[Records from a dataset]
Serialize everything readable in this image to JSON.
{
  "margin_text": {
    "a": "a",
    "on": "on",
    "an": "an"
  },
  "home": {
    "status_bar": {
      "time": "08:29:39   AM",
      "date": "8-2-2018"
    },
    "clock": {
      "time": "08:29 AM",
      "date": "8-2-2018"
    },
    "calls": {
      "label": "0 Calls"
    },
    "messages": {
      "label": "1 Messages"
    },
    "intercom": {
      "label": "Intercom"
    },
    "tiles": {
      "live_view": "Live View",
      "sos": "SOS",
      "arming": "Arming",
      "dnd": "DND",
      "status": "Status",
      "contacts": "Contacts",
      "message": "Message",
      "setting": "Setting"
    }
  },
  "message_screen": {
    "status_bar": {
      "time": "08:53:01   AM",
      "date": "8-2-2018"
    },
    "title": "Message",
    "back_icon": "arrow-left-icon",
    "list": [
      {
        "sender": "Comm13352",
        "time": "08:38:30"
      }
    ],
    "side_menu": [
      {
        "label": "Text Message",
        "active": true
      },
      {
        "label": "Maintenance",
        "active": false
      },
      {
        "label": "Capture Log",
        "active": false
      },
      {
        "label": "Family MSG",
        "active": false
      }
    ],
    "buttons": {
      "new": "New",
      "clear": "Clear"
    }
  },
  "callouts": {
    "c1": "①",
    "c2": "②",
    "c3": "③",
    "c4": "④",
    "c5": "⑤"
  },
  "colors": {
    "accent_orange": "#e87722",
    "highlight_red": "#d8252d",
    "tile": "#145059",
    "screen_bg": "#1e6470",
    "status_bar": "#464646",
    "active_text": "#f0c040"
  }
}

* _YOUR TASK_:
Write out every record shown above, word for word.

* _TASK RESPONSE_:
Serialize everything readable in this image to JSON.
{
  "margin_text": {
    "a": "a",
    "on": "on",
    "an": "an"
  },
  "home": {
    "status_bar": {
      "time": "08:29:39   AM",
      "date": "8-2-2018"
    },
    "clock": {
      "time": "08:29 AM",
      "date": "8-2-2018"
    },
    "calls": {
      "label": "0 Calls"
    },
    "messages": {
      "label": "1 Messages"
    },
    "intercom": {
      "label": "Intercom"
    },
    "tiles": {
      "live_view": "Live View",
      "sos": "SOS",
      "arming": "Arming",
      "dnd": "DND",
      "status": "Status",
      "contacts": "Contacts",
      "message": "Message",
      "setting": "Setting"
    }
  },
  "message_screen": {
    "status_bar": {
      "time": "08:53:01   AM",
      "date": "8-2-2018"
    },
    "title": "Message",
    "back_icon": "arrow-left-icon",
    "list": [
      {
        "sender": "Comm13352",
        "time": "08:38:30"
      }
    ],
    "side_menu": [
      {
        "label": "Text Message",
        "active": true
      },
      {
        "label": "Maintenance",
        "active": false
      },
      {
        "label": "Capture Log",
        "active": false
      },
      {
        "label": "Family MSG",
        "active": false
      }
    ],
    "buttons": {
      "new": "New",
      "clear": "Clear"
    }
  },
  "callouts": {
    "c1": "①",
    "c2": "②",
    "c3": "③",
    "c4": "④",
    "c5": "⑤"
  },
  "colors": {
    "accent_orange": "#e87722",
    "highlight_red": "#d8252d",
    "tile": "#145059",
    "screen_bg": "#1e6470",
    "status_bar": "#464646",
    "active_text": "#f0c040"
  }
}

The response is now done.